Student Feedback: Online Learning Platforms and Assessment Tools
*The following survey questions were given to my 6th and 7th grade ELA students at Millennium Community School this past spring (2018).*
Q: How did Edulastic, if at all, help better prepare you for the Ohio Spring ELA AIR test?
“It prepared me very well because some of the articles were on the test that we read early in the year on Edulastic, and studied. The poem about the Dust Bowl was much easier to understand because we already studied ’
“It helped us learn how to use testing tools on the Chromebooks. We were forced to stop using paper and learn how to type and learn computer functions especially specific to the AIR ”
“Our teacher used it every day to collect data, and every day we had writing assignments on Edulastic that really helped us understand the parts of an essay and the AIR ”
Q: When creating assessments, how did your teacher personalize or differentiate your learning experiences through the use of Edulastic?
“She explains things step by step, and assigns thing that most, some or even one of us need to work on. She redirects assignments I don’t understand so I can try ”
“My teacher created her own tests every day, so she would use our data from the day before to make sure we weren’t behind or ahead.”
She helped us by doing some assessments with us, and then letting us try them on our own. We would talk about what we knew and what we needed to learn before the state”
“My teacher helped me by reading the question and putting the question on my level of understanding.”
Q: Have your writing skills improved as a result of using flipped methods and resources like Edulastic and Google Classroom?
“We practice our multi-paragraph responses on Edulastic, and she teaches us the different things you need to do in a multi paragraph. We practice for the OHIO test every day with Edulastic and Google ”
“I feel that my writing skills have improved, and I like to add more to my writing prompts now. Before, I lacked organization and depth in my writing for online or other state ”
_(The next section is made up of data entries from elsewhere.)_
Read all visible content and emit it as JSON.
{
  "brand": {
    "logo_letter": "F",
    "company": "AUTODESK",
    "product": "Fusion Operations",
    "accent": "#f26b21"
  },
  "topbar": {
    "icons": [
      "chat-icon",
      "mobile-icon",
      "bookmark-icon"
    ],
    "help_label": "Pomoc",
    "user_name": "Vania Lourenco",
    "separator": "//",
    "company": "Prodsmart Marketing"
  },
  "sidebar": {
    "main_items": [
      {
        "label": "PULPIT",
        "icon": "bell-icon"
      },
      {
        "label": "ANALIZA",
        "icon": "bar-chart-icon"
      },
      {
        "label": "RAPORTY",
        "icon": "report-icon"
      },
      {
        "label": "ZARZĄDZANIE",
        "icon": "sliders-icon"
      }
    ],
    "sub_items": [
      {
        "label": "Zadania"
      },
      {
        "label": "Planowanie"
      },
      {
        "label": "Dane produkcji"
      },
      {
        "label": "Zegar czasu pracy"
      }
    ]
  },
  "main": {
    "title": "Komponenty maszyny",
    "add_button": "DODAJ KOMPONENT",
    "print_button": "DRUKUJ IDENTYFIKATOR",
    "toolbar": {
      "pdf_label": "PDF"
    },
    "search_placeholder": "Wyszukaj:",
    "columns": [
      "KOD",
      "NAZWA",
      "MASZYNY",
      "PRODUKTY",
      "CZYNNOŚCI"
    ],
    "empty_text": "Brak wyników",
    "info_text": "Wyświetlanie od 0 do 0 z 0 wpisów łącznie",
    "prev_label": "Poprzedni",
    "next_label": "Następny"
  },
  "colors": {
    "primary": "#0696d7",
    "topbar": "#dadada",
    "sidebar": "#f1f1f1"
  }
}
In summary, Edulastic and Google Classroom have given our teachers, administrators, and students the tools they need to succeed on digital assessments. Moreover, in order to master content and succeed on the new online state tests, students must prepare for these tests using authentic testing settings and computer functionalities, like Edulastic allows for. A recent project I contributed to, a textbook entitled, Applying the Flipped Mastery Model to English Language Arts Education concludes by encouraging teachers to stay current with educational technology tools. The authors of the chapter state, that [for educators] “The main goal is to stay current with the times and rigor/shifts in focus for students and their learning goals despite the content itself. The authors say that in brief “Our work here with flipping the flip is an attempt to ‘stop waiting for the next wave of technology’ and engage in the “hard and important work of shepherding writing and writers in the time we live in today” (Moran and Young 250).
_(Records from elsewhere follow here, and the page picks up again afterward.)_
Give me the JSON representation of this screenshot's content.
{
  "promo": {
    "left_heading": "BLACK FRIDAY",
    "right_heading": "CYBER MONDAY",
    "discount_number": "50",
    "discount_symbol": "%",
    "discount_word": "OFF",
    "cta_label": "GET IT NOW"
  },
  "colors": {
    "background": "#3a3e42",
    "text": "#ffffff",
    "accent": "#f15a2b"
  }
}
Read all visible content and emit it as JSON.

BIO - Samantha Shaffner is the Coordinator of Assessment and Accountability at Pickerington Local School District in Pickerington, OH. Within her 15 years of experience in education, Samantha has served in the roles of assistant principal, district coordinator, ELA teacher, curriculum designer, content developer, and student advocate. With a focus on leveraging the power of data driven educational tactics in 21st century classrooms, Samantha’s published work provides educators with strategies to grow students academically while using educational technologies. An emerging leader in the educational measurement space, Samantha enjoys working collaboratively to design new techniques in assessment that meet the needs of all students.